Fate In The Iliad Quotes by Homer, Brad Pitt, Herodotus and many others.
His descent was like nightfall.
Why so much grief for me? No man will hurl me down to Death, against my fate. And fate? No one alive has ever escaped it, neither brave man nor coward, I tell you – it’s born with us the day that we are born.
Strife and Confusion joined the fight, along with cruel Death, who seized one wounded man while still alive and then another man without a wound, while pulling the feet of one more corpse out from the fight. The clothes Death wore around her shoulders were dyed red with human blood.
There is the heat of Love, the pulsing rush of Longing, the lover’s whisper, irresistible—magic to make the sanest man go mad.
Let me not then die ingloriously and without a struggle, but let me first do some great thing that shall be told among men hereafter.
Everything is more beautiful because we’re doomed. You will never be lovelier than you are now. We will never be here again.
It is entirely seemly for a young man killed in battle to lie mangled by the bronze spear. In his death all things appear fair.
Like the generations of leaves, the lives of mortal men. Now the wind scatters the old leaves across the earth, now the living timber bursts with the new buds and spring comes round again. And so with men: as one generation comes to life, another dies away.
My life is more to me than all the wealth of Ilius
Without a sign, his sword the brave man draws, and asks no omen, but his country’s cause.
Why have you come to me here, dear heart, with all these instructions? I promise you I will do everything just as you ask. But come closer. Let us give in to grief, however briefly, in each other’s arms.
I wish that strife would vanish away from among gods and mortals, and gall, which makes a man grow angry for all his great mind, that gall of anger that swarms like smoke inside of a man’s heart and becomes a thing sweeter to him by far than the dripping of honey.
Fate is the same for the man who holds back, the same if he fights hard. We are all held in a single honor, the brave with the weaklings. A man dies still if he has done nothing, as the one who has done much.
The gods envy us. They envy us because we’re mortal, because any moment may be our last. Everything is more beautiful because we’re doomed. You will never be lovelier than you are now. We will never be here again.
Beauty! Terrible Beauty! A deathless Goddess– so she strikes our eyes!
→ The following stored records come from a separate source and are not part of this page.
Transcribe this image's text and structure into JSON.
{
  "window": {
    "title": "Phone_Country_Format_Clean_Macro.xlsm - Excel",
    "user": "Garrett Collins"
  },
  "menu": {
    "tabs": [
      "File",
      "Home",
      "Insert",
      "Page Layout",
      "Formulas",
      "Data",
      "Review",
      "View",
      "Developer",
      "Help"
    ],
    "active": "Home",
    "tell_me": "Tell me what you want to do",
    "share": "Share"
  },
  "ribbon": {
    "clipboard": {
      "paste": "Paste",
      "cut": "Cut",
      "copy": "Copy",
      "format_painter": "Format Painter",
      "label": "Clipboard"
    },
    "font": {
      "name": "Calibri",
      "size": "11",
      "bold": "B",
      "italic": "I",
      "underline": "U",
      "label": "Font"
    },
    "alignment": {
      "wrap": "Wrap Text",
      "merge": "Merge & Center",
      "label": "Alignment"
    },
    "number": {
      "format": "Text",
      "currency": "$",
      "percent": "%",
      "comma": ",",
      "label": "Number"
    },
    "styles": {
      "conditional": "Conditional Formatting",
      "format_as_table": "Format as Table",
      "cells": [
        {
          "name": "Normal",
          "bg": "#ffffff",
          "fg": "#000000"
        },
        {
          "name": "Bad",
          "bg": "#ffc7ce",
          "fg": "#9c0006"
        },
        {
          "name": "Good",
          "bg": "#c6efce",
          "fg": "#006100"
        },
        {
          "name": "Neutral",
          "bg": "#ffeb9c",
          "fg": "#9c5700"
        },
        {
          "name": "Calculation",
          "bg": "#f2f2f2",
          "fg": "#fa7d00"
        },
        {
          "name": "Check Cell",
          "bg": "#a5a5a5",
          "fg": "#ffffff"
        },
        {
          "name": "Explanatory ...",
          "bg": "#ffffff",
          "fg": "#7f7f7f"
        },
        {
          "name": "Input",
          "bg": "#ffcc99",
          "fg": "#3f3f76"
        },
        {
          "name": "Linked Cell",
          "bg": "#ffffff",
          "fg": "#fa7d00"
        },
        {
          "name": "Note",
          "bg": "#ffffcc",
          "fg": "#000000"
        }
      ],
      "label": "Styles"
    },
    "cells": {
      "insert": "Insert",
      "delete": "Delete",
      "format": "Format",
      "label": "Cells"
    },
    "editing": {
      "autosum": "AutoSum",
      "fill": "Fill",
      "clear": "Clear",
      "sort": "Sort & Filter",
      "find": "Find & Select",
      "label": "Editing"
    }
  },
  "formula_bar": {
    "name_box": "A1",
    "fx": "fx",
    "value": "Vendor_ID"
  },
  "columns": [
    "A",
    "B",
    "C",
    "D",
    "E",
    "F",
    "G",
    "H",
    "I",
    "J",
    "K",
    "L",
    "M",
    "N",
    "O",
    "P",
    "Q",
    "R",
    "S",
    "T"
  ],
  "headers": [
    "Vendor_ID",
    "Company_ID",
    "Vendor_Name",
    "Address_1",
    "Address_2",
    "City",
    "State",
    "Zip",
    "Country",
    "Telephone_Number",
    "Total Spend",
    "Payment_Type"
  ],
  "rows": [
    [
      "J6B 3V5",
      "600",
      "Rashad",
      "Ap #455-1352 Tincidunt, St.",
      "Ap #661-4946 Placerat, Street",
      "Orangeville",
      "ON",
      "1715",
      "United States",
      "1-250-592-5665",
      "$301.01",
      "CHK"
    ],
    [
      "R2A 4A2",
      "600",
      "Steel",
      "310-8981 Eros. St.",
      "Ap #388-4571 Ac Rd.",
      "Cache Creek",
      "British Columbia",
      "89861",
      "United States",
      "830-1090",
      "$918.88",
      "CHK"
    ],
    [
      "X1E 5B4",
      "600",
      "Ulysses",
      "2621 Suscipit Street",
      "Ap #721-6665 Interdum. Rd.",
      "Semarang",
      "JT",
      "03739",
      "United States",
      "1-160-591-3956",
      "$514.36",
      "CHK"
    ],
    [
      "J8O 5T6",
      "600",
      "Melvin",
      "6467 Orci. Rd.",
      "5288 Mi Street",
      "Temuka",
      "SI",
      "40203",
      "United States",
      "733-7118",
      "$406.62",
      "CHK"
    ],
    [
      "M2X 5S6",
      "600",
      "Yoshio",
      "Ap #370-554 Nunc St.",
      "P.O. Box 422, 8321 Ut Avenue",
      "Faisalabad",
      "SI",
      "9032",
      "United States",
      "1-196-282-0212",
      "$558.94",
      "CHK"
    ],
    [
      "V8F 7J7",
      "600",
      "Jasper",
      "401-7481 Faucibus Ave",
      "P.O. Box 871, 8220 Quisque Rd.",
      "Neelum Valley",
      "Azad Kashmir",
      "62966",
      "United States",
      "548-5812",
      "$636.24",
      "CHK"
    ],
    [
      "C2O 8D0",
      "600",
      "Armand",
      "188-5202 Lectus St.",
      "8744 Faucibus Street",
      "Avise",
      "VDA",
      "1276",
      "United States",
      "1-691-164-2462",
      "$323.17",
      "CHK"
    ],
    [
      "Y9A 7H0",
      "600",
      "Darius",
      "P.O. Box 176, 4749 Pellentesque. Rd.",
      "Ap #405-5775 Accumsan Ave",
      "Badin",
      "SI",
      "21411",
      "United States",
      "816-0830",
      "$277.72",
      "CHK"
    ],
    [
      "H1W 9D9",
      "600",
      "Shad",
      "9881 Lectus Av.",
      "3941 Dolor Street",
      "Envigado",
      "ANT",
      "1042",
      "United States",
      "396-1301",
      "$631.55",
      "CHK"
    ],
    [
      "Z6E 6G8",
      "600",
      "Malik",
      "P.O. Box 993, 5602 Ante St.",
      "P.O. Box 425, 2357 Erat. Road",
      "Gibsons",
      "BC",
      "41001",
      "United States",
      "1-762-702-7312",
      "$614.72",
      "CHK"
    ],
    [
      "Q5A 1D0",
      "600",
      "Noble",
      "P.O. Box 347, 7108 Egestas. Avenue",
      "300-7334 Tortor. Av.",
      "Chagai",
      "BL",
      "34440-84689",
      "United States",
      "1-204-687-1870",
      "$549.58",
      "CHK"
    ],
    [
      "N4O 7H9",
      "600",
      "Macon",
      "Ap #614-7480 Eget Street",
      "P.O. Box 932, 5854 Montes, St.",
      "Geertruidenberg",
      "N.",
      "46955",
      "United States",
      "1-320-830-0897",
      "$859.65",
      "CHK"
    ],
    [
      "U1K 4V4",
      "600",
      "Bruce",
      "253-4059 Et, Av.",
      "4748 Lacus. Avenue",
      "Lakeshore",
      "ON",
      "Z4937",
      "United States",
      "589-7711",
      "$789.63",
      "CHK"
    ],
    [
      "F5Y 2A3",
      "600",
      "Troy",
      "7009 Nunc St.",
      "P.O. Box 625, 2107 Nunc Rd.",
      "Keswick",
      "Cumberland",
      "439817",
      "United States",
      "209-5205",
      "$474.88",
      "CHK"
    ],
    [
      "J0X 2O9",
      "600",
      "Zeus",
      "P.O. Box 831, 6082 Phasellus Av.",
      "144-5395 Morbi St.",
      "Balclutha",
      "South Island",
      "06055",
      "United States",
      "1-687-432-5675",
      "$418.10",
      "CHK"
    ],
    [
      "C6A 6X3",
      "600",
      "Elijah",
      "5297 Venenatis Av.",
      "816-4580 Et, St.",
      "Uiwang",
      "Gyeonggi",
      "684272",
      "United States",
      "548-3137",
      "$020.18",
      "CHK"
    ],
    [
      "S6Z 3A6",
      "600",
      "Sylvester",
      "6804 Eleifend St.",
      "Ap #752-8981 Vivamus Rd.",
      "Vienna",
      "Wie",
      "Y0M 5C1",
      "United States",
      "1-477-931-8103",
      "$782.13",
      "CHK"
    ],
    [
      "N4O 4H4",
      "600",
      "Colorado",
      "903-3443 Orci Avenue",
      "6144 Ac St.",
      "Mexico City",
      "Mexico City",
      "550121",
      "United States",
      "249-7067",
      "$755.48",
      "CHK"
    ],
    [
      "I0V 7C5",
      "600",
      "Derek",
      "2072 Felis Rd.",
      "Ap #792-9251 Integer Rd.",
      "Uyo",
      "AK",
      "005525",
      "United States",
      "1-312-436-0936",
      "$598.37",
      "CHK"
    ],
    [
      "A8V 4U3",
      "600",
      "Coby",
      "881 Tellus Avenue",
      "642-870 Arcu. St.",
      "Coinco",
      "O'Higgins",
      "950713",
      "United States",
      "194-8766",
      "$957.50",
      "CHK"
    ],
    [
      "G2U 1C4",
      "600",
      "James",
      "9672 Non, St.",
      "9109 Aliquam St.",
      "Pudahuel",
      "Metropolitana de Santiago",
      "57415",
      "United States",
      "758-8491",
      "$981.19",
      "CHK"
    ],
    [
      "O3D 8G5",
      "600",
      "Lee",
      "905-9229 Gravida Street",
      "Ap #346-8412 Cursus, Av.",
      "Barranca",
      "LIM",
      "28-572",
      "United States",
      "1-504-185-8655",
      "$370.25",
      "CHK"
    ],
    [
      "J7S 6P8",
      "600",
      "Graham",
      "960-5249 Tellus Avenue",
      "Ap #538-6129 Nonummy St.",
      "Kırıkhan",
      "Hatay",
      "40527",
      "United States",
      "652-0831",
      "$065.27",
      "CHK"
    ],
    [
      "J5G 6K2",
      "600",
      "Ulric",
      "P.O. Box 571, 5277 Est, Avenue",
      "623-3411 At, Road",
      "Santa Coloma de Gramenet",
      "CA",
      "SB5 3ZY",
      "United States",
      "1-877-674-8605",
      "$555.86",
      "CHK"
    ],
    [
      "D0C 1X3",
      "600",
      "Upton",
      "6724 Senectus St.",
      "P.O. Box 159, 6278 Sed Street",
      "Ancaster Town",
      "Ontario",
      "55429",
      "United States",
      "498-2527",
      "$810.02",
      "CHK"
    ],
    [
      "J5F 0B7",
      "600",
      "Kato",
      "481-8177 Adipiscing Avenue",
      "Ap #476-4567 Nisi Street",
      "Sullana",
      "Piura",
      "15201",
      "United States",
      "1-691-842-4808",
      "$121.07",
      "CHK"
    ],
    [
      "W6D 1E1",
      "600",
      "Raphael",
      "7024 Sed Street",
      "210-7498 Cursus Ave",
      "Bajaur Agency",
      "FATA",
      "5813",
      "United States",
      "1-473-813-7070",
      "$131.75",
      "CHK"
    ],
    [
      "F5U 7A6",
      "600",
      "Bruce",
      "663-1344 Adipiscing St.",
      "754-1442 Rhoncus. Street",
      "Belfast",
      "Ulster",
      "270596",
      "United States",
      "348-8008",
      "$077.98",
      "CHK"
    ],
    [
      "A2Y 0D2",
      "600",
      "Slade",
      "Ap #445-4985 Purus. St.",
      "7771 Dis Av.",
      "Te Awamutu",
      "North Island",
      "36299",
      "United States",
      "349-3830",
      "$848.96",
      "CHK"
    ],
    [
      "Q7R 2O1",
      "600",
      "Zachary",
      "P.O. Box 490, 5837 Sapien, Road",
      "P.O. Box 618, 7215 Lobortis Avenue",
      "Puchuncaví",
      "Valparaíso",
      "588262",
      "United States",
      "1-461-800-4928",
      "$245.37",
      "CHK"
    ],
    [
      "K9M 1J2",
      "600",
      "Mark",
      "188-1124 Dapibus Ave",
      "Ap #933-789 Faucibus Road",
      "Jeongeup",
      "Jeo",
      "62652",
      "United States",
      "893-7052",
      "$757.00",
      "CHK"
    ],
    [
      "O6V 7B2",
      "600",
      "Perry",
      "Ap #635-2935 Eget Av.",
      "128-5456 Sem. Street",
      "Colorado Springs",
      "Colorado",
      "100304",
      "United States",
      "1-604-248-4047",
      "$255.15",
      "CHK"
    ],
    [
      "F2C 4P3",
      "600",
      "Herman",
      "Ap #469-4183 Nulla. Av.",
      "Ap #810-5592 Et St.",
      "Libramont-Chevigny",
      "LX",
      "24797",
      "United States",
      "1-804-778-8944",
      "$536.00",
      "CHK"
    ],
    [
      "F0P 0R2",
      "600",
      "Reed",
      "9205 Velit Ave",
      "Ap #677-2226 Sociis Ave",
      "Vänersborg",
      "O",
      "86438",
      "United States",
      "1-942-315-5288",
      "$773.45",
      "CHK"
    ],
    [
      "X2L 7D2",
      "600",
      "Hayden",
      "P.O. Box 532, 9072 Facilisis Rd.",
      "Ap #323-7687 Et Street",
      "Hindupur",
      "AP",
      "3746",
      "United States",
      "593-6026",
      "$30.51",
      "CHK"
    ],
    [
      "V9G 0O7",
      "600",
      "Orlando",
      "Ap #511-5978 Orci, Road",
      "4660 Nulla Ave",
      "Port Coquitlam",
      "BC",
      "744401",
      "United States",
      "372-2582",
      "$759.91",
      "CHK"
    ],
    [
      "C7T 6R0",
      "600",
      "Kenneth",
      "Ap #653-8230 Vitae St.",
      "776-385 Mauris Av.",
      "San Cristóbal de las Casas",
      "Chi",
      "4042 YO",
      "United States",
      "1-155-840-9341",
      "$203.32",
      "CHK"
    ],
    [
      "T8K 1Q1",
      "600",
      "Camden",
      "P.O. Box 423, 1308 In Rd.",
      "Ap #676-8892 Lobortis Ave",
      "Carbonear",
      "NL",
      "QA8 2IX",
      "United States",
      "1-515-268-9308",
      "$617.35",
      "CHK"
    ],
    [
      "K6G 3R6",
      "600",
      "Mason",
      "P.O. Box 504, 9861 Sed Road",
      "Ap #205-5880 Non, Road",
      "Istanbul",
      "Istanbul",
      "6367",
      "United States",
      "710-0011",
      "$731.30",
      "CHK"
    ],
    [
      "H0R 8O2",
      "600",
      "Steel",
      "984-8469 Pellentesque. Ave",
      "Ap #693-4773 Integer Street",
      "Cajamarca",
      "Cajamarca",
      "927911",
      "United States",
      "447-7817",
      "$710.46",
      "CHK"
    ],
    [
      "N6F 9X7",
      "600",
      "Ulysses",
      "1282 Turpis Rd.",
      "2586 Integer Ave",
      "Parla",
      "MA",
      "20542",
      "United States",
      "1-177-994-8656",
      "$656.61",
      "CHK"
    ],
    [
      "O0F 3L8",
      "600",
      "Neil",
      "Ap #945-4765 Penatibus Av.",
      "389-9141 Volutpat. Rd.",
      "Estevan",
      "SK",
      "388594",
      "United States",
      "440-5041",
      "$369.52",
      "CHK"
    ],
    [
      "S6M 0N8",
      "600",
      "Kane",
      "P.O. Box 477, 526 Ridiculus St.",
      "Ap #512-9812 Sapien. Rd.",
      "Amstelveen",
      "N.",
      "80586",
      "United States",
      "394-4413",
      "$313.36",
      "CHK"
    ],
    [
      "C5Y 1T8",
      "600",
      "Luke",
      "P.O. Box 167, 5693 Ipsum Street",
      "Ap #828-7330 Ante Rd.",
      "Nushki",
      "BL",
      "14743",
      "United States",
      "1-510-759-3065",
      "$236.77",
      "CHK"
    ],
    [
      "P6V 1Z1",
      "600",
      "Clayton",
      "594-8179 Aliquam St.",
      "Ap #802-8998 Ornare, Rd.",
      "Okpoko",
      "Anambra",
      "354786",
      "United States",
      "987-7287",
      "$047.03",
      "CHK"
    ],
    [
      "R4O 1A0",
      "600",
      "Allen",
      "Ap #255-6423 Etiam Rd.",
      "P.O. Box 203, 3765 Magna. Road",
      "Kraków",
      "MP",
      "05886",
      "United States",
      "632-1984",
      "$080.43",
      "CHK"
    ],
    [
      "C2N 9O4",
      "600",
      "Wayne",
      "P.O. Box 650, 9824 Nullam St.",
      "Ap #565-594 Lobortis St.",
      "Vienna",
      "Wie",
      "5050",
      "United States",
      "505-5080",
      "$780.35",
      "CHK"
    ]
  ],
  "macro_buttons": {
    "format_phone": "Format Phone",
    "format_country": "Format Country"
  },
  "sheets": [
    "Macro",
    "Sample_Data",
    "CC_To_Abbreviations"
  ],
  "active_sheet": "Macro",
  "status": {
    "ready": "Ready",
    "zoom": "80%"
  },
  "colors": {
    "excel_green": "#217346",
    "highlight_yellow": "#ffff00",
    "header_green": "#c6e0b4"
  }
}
A multitude of rulers is not a good thing. Let there be one ruler, one king.
And his good wife will tear her cheeks in grief, his sons are orphans and he, soaking the soil red with his own blood, he rots away himself-more birds than women flocking round his body!